- **Goal of the exercise**:
Return a copy of every line in the records that includes the word "label".

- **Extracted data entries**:
··········
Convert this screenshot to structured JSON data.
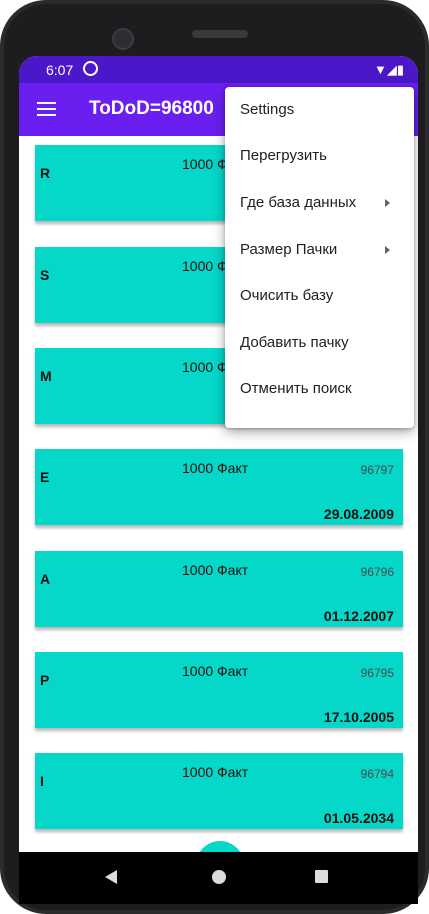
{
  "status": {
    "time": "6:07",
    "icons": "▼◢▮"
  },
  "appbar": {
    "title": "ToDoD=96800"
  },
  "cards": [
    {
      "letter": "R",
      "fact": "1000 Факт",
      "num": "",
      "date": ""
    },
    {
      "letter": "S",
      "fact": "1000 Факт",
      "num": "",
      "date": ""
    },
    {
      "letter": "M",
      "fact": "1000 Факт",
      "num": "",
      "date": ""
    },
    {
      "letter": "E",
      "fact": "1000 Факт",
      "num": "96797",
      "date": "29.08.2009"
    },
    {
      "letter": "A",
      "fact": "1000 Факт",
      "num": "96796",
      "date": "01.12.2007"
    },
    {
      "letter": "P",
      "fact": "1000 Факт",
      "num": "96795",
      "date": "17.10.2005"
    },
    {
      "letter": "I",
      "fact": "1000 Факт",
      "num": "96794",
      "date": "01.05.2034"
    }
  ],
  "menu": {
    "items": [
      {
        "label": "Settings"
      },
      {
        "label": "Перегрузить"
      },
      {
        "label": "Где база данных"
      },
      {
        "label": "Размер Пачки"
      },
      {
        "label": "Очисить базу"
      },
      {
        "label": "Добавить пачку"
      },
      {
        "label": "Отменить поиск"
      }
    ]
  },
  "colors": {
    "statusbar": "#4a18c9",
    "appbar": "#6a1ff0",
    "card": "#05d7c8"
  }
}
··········
- **Your solution**:
        "label": "Settings"
        "label": "Перегрузить"
        "label": "Где база данных"
        "label": "Размер Пачки"
        "label": "Очисить базу"
        "label": "Добавить пачку"
        "label": "Отменить поиск"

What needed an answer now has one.